While the play does not cover Johnson’s conversion to Catholicism, Atwood hopes viewers experience God in a profound manner as she did.
“This is ultimately a God story and I love the fact that God was speaking to her in the pro-choice Episcopal Church,” he said. “She was having such a personal
Ministry helps former abortion workers
If you or someone you know has left the abortion industry and needs help, Abby Johnson encourages you to contact her at www.abortionworker.com.
And Then There Were None offers the following to those leaving the abortion industry:
Phone: (888) 570-5501
P.O. Box 2571

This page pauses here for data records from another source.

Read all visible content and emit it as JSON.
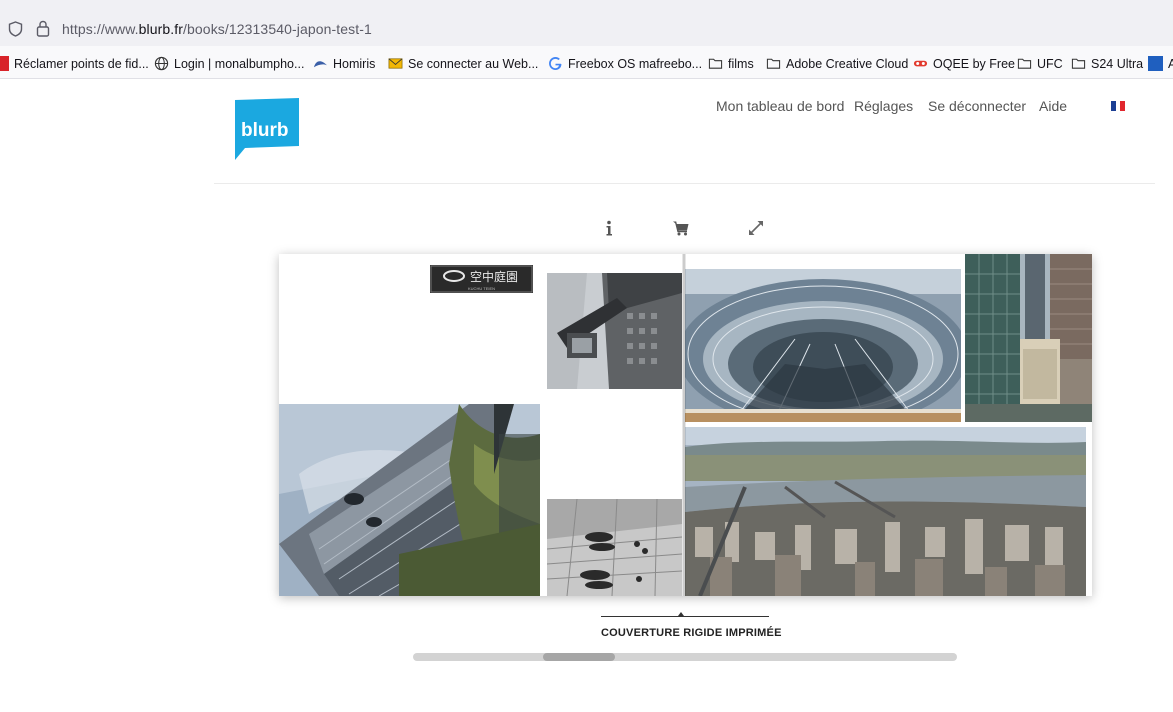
{
  "browser": {
    "url_prefix": "https://www.",
    "url_domain": "blurb.fr",
    "url_path": "/books/12313540-japon-test-1"
  },
  "bookmarks": [
    {
      "label": "Réclamer points de fid...",
      "icon": "bookmark-favicon-red"
    },
    {
      "label": "Login | monalbumpho...",
      "icon": "globe-icon"
    },
    {
      "label": "Homiris",
      "icon": "homiris-icon"
    },
    {
      "label": "Se connecter au Web...",
      "icon": "mail-icon"
    },
    {
      "label": "Freebox OS  mafreebo...",
      "icon": "google-icon"
    },
    {
      "label": "films",
      "icon": "folder-icon"
    },
    {
      "label": "Adobe Creative Cloud",
      "icon": "folder-icon"
    },
    {
      "label": "OQEE by Free",
      "icon": "oqee-icon"
    },
    {
      "label": "UFC",
      "icon": "folder-icon"
    },
    {
      "label": "S24 Ultra",
      "icon": "folder-icon"
    },
    {
      "label": "A",
      "icon": "bookmark-favicon-blue"
    }
  ],
  "site": {
    "logo_text": "blurb",
    "brand_color": "#1BA8E0",
    "nav": {
      "dashboard": "Mon tableau de bord",
      "settings": "Réglages",
      "logout": "Se déconnecter",
      "help": "Aide"
    },
    "language_flag": "fr-flag-icon"
  },
  "toolbar": {
    "icons": [
      "info-icon",
      "cart-icon",
      "expand-icon"
    ]
  },
  "book": {
    "sign_text": "空中庭園",
    "sign_subtext": "KUCHU TEIEN"
  },
  "cover": {
    "label": "COUVERTURE RIGIDE IMPRIMÉE"
  },
  "scrollbar": {
    "position_fraction": 0.28
  }
}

struggle with God and avoiding him because she was afraid, and in the book she speaks of being afraid of going to hell.
When she did go to church the Sunday after the ultrasound abortion, the liturgy was from Mark 9: 43: ‘And if your hand should be your downfall, cut it off; it is better for you to enter into life crippled, than to have two hands and go to hell, into the fire that can never be put out.’

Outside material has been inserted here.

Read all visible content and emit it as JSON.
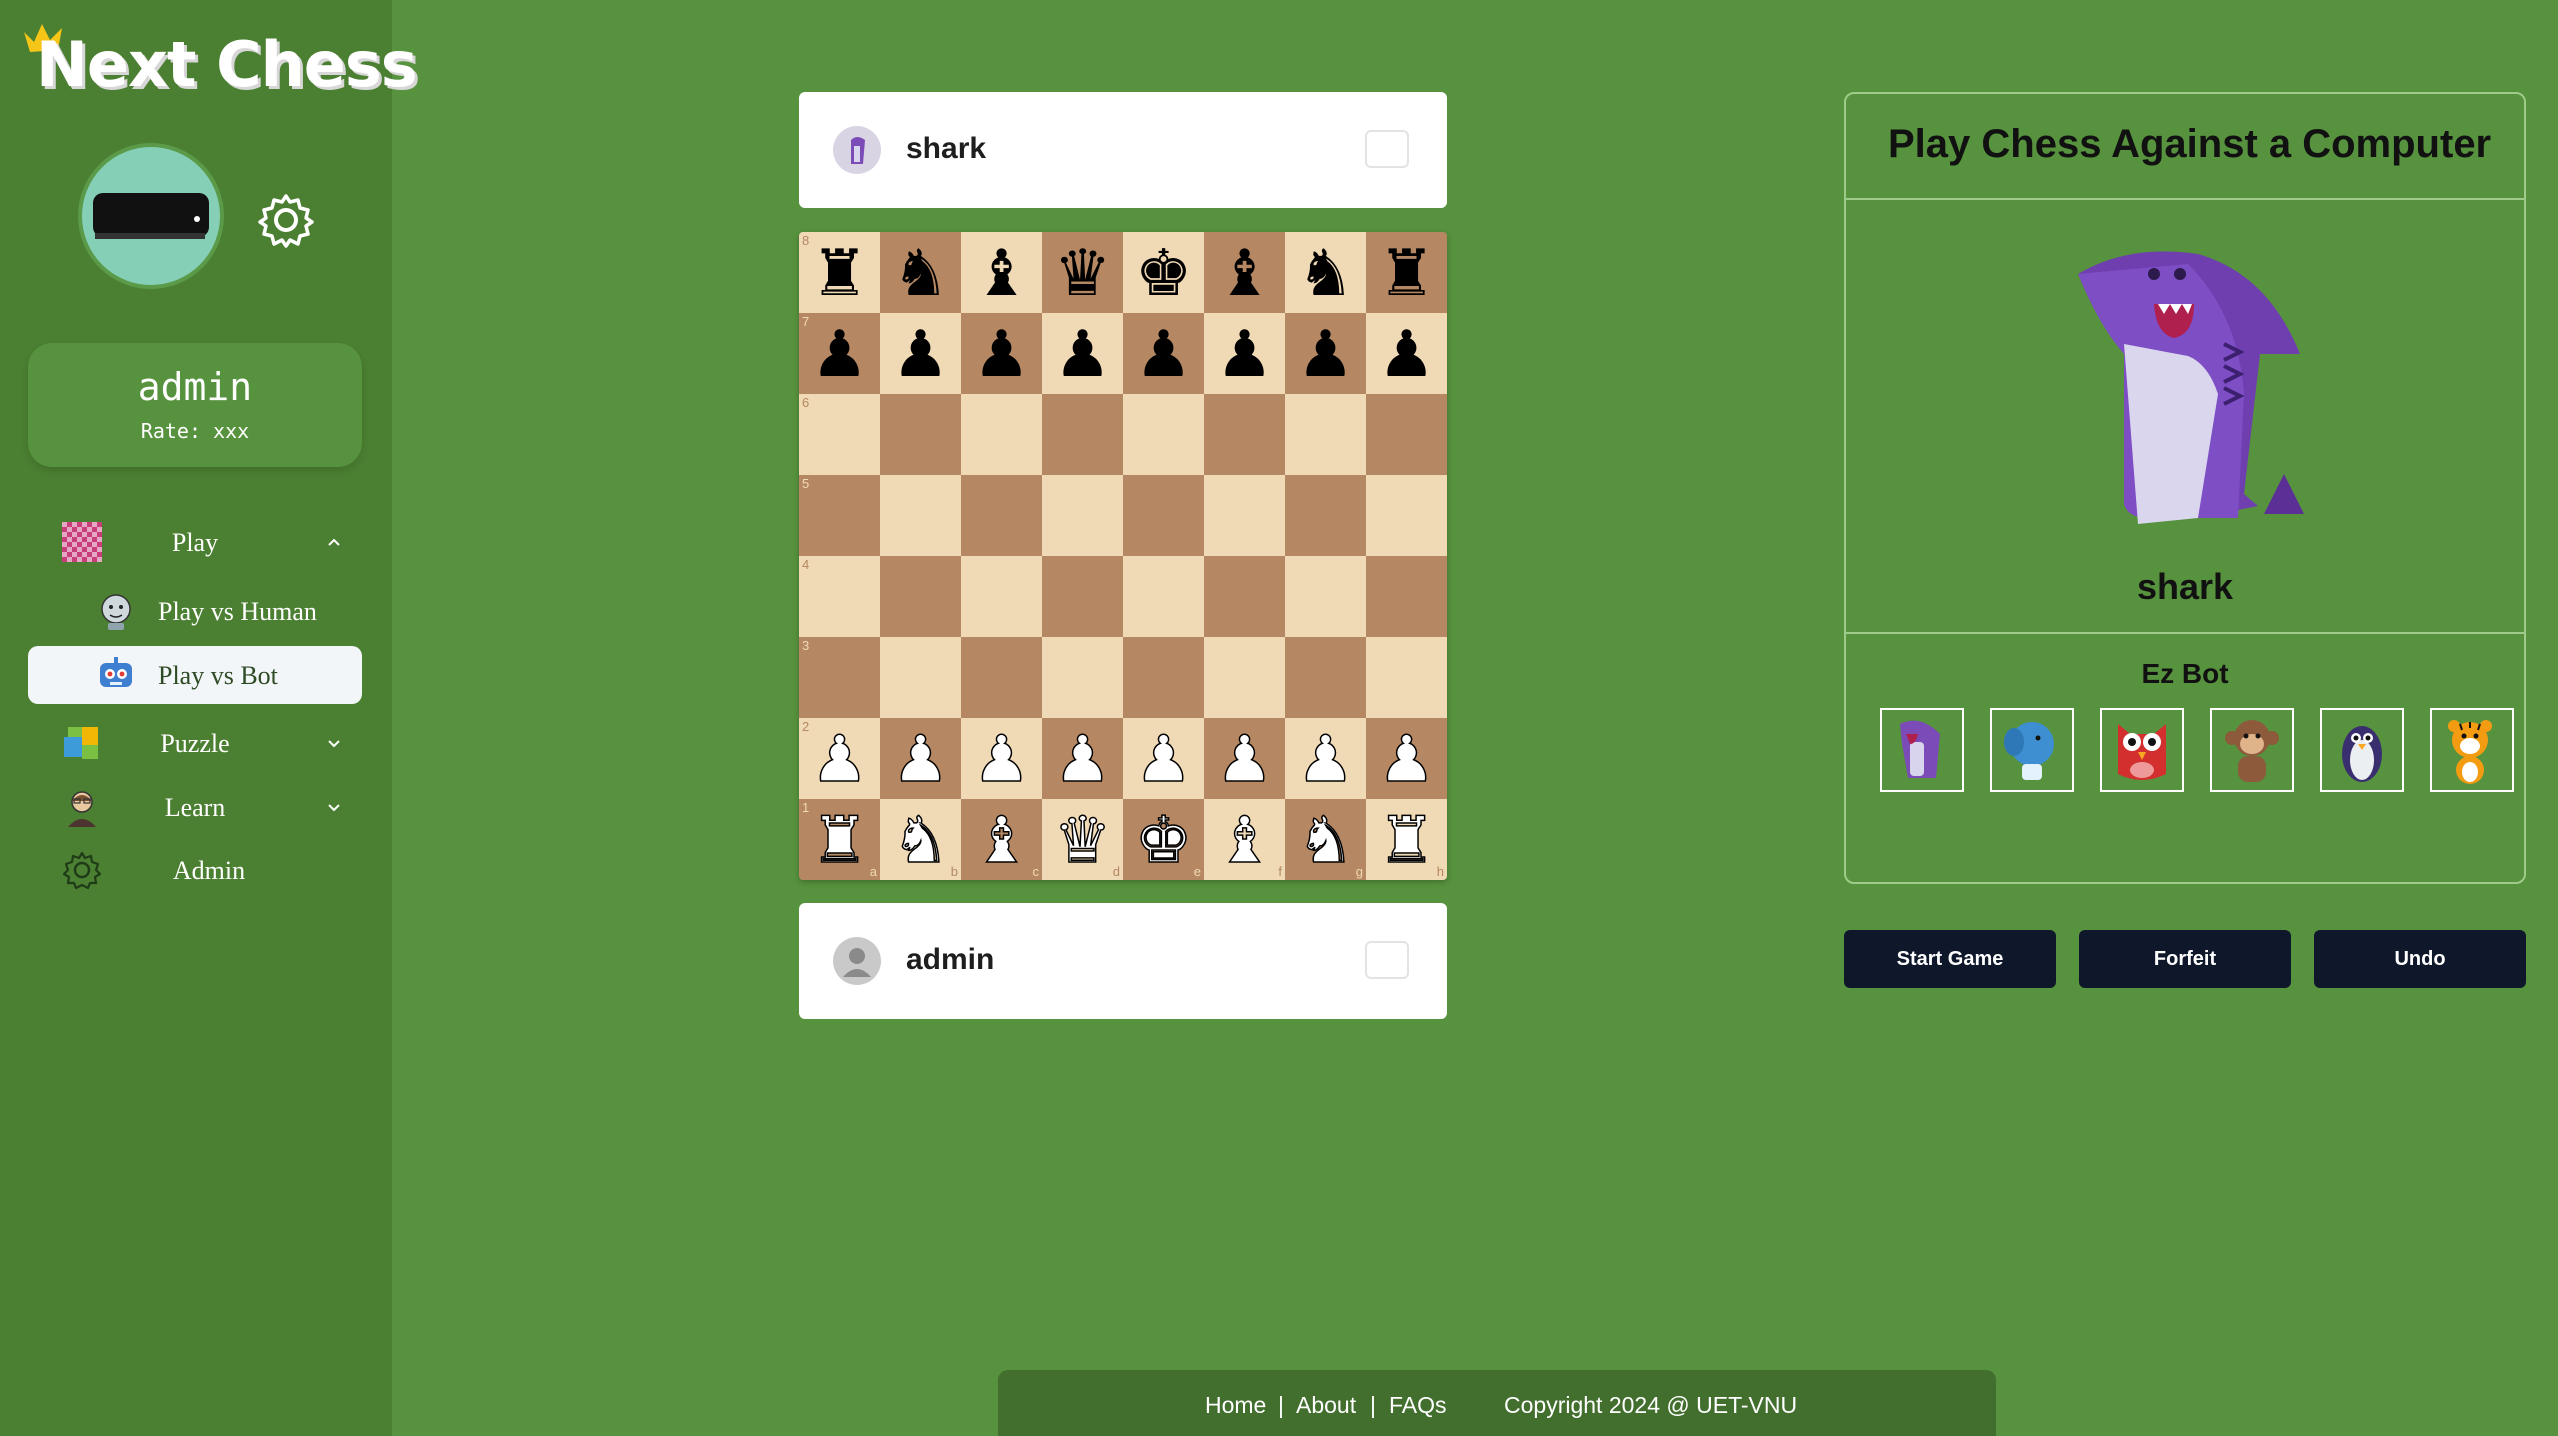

That did it; God was speaking to her and she had a conversion of heart.”
It is important to understand abortion is killing babies, Atwood emphasized. Most women, after having an abortion, do not consider that they have committed a murder, but he would like those who have participated in an abortion to make a confession and receive forgiveness for what they have done.

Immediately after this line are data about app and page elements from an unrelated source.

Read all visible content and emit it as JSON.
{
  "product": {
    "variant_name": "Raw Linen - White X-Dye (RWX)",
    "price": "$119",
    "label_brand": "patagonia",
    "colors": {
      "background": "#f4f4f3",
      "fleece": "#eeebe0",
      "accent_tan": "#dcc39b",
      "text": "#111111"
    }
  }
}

“Abby openly will tell you that she has five children and killed two of them; she is so open and honest,” he said. “One of the things Abby talks about is that she saw a nun come to the abortion clinic in full habit and kneel in the parking lot.
She cried while praying and when Abby saw her, she thought of confession. At the end of the play, we portray her confessing her sin.”
While Johnson felt no initial regret for her two abortions and for participating in thousands of abortions, she faced extreme grief and a sense of loss once she realized she was guilty of killing babies. It was nearly too much for her to handle, but she had help with the grieving process.
“I had an amazing spiritual director to help me,” she said. “I had to work through it, and had to make a decision if I am going to allow this to affect me in a negative way where I would sit and grieve the loss in my life, or am I going to go there and do something that could help change the lives of others and to glorify God.”
Ministers to those in abortion industry
Johnson became involved in 40 Days for Life to educate women on abortion, and started abortionworker.com to minister to those who work in the abortion clinics and help them transition into a line of work that does not destroy life.
“Since June, we have had 82 people contact us and leave the abortion industry,” she said. “I am also on the road speaking to groups all over and trying to get the word out. It is definitely my heart and helping people like I was who were so alone and scared and offering them a place of refuge. We get them connected with support from the pro-life community and with a spiritual director.”
When Atwood approached Johnson about the play and a possible movie, she was honored because she said she is eager to get the word out about the reality of the abortion industry and the graphic nature of abortion.
“I believe that a lot of people will be reached through the play and through a movie, if it happens,” she said.
Johnson has been criticized by the pro-life sector for her past pro-choice stance.
“I usually just say, ‘Gosh, how do you sin every day?’ I, as a Catholic, believe in the degrees of sin, but I believe that all sin separates us from Christ, no matter if it is abortion or lying to your parents,” she said.
“People forget when talking to others about abortions, or those who have worked in the industry, that they are also sinners, too, and we can all be forgiven, and while there are various degrees of sin, all of the forgiveness is exactly the same.
We can use our past to glorify God and I think he blesses us when we do this. God doesn’t work in the form of restitution. There is nothing I can do to make up for the lives that were taken from my hand, but God said, ‘You don’t have to. It is done. It is finished.’” Karen Mahoney, Special to your Catholic Herald